The Affordable Care Act upholds measures to ensure individuals working at companies with 50+ employees have access to affordable healthcare. For a long time "affordability" was determined based on the cost of employee-only coverage. For families, it is not uncommon for rates to be deemed unaffordable, even if employee-only coverage is. However, if employee-only coverage is affordable, employees would not be eligible for a government subsidy for their family's coverage.
For years, only when employee-only coverage was deemed unaffordable and the employer was fined, could an employee receive a subsidy. With 2023 comes changes. Now, employee-family rates will be used to determine if healthcare is considered affordable. Plans that are not considered affordable at the employee-family tier will trigger a subsidy but employers will no longer receive a fine.
What is "Affordable"?
Affordability will now be determined by household income. If an employer contributes less than 9.12% of a household income to healthcare for the year, healthcare coverage is deemed unaffordable.
For example, a household of 4 that is at the national poverty threshold has a household income of $27,750. To be considered affordable coverage, the employer must contribute at least $2,555.78 toward an employee's healthcare coverage for the year.
What is the impact?

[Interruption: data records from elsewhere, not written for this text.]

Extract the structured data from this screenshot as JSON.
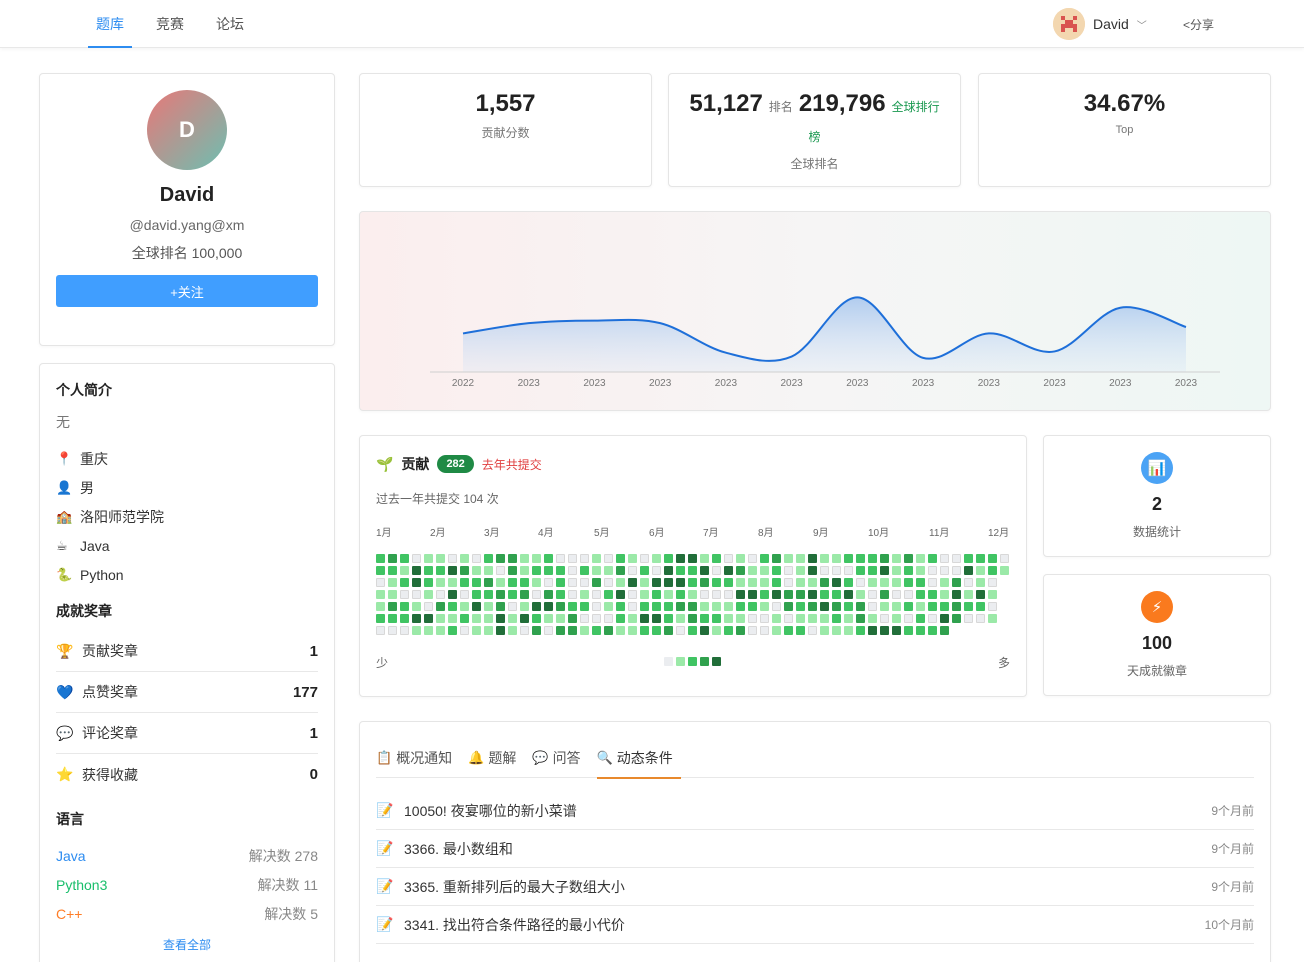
{
  "nav": {
    "items": [
      {
        "label": "题库",
        "active": true
      },
      {
        "label": "竞赛",
        "active": false
      },
      {
        "label": "论坛",
        "active": false
      }
    ],
    "user_name": "David",
    "share_label": "<分享"
  },
  "profile": {
    "avatar_letter": "D",
    "name": "David",
    "handle": "@david.yang@xm",
    "rank_text": "全球排名 100,000",
    "follow_label": "+关注"
  },
  "intro": {
    "title": "个人简介",
    "text": "无",
    "items": [
      {
        "icon": "pin-icon",
        "glyph": "📍",
        "text": "重庆"
      },
      {
        "icon": "person-icon",
        "glyph": "👤",
        "text": "男"
      },
      {
        "icon": "school-icon",
        "glyph": "🏫",
        "text": "洛阳师范学院"
      },
      {
        "icon": "coffee-icon",
        "glyph": "☕",
        "text": "Java"
      },
      {
        "icon": "snake-icon",
        "glyph": "🐍",
        "text": "Python"
      }
    ]
  },
  "awards": {
    "title": "成就奖章",
    "items": [
      {
        "icon": "trophy-icon",
        "glyph": "🏆",
        "label": "贡献奖章",
        "value": "1"
      },
      {
        "icon": "heart-icon",
        "glyph": "💙",
        "label": "点赞奖章",
        "value": "177"
      },
      {
        "icon": "comment-icon",
        "glyph": "💬",
        "label": "评论奖章",
        "value": "1"
      },
      {
        "icon": "star-icon",
        "glyph": "⭐",
        "label": "获得收藏",
        "value": "0"
      }
    ]
  },
  "languages": {
    "title": "语言",
    "items": [
      {
        "name": "Java",
        "solved": "解决数 278",
        "color": "#2d8cf0"
      },
      {
        "name": "Python3",
        "solved": "解决数 11",
        "color": "#19be6b"
      },
      {
        "name": "C++",
        "solved": "解决数 5",
        "color": "#ff7d26"
      }
    ],
    "view_all": "查看全部"
  },
  "stats": {
    "contribution": {
      "value": "1,557",
      "label": "贡献分数"
    },
    "global": {
      "value1": "51,127",
      "mid": "排名",
      "value2": "219,796",
      "link": "全球排行",
      "link2": "榜",
      "label": "全球排名"
    },
    "top": {
      "value": "34.67%",
      "label": "Top"
    }
  },
  "chart_data": {
    "type": "area",
    "x": [
      "2022",
      "2023",
      "2023",
      "2023",
      "2023",
      "2023",
      "2023",
      "2023",
      "2023",
      "2023",
      "2023",
      "2023"
    ],
    "values": [
      30,
      38,
      40,
      38,
      15,
      12,
      58,
      11,
      30,
      16,
      50,
      35
    ],
    "ylim": [
      0,
      70
    ],
    "line_color": "#1e6fd9",
    "grid": false
  },
  "contribution": {
    "title": "贡献",
    "count": "282",
    "count_note": "去年共提交",
    "subtitle": "过去一年共提交 104 次",
    "months": [
      "1月",
      "2月",
      "3月",
      "4月",
      "5月",
      "6月",
      "7月",
      "8月",
      "9月",
      "10月",
      "11月",
      "12月"
    ],
    "legend_less": "少",
    "legend_more": "多",
    "colors": [
      "#ebedf0",
      "#9be9a8",
      "#40c463",
      "#30a14e",
      "#216e39"
    ]
  },
  "side_stats": [
    {
      "icon": "chart-icon",
      "glyph": "📊",
      "color": "#4ba3f5",
      "value": "2",
      "label": "数据统计"
    },
    {
      "icon": "bolt-icon",
      "glyph": "⚡",
      "color": "#fa7a1e",
      "value": "100",
      "label": "天成就徽章"
    }
  ],
  "feed": {
    "tabs": [
      {
        "icon": "clipboard-icon",
        "glyph": "📋",
        "label": "概况通知",
        "active": false
      },
      {
        "icon": "bell-icon",
        "glyph": "🔔",
        "label": "题解",
        "active": false
      },
      {
        "icon": "chat-icon",
        "glyph": "💬",
        "label": "问答",
        "active": false
      },
      {
        "icon": "search-icon",
        "glyph": "🔍",
        "label": "动态条件",
        "active": true
      }
    ],
    "items": [
      {
        "title": "10050! 夜宴哪位的新小菜谱",
        "time": "9个月前"
      },
      {
        "title": "3366. 最小数组和",
        "time": "9个月前"
      },
      {
        "title": "3365. 重新排列后的最大子数组大小",
        "time": "9个月前"
      },
      {
        "title": "3341. 找出符合条件路径的最小代价",
        "time": "10个月前"
      }
    ]
  }
}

The National Association of Health Underwriters (NAHU) estimates that these changes will gain 200,000 people coverage. Now, more families will have access to comprehensive healthcare, either from their employers or through government subsidies.
As these changes take effect and the family glitch is lost, employers must consider if they want to pay toward employee coverage directly or if government subsidies will pick up the initial bill.